*WORKING DATA:*
---------------

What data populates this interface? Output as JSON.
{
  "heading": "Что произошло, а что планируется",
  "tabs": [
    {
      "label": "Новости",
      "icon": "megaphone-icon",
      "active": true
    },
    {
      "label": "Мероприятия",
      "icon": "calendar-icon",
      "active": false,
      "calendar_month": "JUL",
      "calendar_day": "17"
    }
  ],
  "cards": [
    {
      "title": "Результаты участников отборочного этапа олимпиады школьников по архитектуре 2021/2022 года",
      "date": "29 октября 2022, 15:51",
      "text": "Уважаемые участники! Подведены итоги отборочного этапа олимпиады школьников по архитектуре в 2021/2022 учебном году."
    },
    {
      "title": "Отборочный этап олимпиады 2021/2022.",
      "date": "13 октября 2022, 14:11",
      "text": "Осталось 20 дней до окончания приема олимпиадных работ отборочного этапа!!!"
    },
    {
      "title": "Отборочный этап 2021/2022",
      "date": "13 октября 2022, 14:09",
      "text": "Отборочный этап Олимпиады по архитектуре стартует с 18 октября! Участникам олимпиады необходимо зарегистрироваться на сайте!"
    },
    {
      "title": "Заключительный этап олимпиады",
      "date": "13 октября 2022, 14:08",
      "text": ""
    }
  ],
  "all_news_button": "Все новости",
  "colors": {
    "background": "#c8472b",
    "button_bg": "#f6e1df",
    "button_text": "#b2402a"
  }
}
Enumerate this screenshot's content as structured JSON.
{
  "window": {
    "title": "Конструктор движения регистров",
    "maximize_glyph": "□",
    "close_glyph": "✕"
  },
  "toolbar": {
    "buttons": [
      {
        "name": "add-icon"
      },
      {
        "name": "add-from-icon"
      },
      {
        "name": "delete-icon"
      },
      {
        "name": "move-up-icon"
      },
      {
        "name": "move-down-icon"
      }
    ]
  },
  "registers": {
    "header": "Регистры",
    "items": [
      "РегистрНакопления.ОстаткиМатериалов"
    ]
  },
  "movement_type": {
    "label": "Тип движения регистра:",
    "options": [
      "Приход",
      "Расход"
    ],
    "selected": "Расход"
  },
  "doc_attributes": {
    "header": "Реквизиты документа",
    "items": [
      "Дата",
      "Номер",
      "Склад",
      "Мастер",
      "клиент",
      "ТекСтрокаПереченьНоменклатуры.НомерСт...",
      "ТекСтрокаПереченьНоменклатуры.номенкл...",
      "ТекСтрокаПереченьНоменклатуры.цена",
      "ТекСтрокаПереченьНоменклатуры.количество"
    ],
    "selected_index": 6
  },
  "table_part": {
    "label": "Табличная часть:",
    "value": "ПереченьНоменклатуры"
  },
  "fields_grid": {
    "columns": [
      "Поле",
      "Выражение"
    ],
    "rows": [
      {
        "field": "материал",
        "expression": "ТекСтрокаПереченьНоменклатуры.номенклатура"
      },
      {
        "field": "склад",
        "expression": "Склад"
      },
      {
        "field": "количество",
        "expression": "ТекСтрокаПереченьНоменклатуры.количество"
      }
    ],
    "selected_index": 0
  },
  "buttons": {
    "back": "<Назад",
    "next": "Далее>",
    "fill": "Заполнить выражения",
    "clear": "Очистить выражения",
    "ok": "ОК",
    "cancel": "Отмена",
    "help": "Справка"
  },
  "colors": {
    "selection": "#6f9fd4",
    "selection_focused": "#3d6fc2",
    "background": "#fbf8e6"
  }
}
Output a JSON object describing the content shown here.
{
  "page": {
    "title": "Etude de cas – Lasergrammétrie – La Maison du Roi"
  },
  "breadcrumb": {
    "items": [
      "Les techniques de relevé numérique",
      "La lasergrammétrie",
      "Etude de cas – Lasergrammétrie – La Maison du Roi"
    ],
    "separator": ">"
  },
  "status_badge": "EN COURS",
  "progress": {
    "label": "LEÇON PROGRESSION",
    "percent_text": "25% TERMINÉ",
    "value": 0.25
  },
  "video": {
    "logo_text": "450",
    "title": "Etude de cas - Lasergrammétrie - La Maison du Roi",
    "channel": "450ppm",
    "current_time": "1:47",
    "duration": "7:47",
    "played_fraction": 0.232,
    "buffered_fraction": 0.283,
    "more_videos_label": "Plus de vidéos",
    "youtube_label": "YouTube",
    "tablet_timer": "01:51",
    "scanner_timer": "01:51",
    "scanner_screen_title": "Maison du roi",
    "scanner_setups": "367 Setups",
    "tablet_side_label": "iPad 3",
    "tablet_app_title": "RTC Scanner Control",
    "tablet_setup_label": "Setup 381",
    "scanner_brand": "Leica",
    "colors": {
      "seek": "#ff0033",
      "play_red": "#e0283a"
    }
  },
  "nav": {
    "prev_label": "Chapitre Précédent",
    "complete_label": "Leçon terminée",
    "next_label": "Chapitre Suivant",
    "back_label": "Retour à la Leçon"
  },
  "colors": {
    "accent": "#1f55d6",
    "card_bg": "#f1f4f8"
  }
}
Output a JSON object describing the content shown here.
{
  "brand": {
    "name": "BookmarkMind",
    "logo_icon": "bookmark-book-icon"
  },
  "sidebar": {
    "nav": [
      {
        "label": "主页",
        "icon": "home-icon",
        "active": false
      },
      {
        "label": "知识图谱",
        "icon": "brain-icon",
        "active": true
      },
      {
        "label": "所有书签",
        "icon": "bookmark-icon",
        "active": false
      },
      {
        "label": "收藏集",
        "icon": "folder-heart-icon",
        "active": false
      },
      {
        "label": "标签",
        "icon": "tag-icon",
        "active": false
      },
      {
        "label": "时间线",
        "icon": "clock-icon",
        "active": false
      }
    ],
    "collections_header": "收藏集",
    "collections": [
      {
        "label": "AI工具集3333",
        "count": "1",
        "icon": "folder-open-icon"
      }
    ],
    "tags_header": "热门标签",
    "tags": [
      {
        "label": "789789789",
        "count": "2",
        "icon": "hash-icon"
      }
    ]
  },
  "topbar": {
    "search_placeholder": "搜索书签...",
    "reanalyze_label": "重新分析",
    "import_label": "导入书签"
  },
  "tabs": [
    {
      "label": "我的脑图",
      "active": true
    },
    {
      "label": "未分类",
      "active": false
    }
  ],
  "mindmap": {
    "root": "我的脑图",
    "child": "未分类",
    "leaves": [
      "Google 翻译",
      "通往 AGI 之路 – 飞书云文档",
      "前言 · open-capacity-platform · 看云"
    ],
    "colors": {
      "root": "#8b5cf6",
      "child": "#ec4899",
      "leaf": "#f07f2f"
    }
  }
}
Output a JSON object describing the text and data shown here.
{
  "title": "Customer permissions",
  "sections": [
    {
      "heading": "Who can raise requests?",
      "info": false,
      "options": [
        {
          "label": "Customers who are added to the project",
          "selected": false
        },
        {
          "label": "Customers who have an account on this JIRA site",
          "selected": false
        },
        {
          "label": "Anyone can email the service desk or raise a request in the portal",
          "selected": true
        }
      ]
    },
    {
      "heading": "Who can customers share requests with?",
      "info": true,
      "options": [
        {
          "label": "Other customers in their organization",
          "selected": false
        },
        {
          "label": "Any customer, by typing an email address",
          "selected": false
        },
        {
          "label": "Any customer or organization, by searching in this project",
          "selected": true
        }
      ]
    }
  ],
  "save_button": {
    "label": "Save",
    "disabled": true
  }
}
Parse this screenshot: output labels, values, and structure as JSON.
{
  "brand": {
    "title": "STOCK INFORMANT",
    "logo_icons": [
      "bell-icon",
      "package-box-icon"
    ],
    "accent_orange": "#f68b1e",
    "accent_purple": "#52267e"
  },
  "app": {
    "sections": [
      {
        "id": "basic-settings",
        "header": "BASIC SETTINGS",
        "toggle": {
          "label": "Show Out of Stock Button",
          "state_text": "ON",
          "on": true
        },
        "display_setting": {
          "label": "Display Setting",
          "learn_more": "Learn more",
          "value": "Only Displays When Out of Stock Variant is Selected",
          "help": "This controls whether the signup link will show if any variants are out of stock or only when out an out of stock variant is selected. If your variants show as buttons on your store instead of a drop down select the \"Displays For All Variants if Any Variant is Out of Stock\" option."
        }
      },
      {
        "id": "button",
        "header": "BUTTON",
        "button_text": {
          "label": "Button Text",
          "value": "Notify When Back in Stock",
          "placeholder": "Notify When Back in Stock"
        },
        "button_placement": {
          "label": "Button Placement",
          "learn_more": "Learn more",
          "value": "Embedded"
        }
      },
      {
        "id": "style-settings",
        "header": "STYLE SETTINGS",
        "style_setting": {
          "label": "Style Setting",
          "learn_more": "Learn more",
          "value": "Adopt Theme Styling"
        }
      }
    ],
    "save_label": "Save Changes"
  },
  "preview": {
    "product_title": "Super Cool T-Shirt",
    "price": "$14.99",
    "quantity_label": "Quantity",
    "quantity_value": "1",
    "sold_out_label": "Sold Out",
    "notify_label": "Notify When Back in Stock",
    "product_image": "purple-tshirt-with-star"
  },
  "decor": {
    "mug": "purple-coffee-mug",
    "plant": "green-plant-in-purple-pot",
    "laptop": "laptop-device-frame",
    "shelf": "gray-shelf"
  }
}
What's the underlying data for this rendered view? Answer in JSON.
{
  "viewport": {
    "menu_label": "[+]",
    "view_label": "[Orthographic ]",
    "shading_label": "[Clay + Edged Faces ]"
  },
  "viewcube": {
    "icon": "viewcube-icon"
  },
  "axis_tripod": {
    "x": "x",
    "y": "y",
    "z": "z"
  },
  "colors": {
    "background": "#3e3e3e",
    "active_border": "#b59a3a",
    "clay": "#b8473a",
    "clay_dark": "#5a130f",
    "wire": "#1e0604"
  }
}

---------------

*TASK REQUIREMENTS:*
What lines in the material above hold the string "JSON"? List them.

*ANSWER FOR THE TASK:*
What data populates this interface? Output as JSON.
Enumerate this screenshot's content as structured JSON.
Output a JSON object describing the content shown here.
Output a JSON object describing the content shown here.
Output a JSON object describing the text and data shown here.
Parse this screenshot: output labels, values, and structure as JSON.
What's the underlying data for this rendered view? Answer in JSON.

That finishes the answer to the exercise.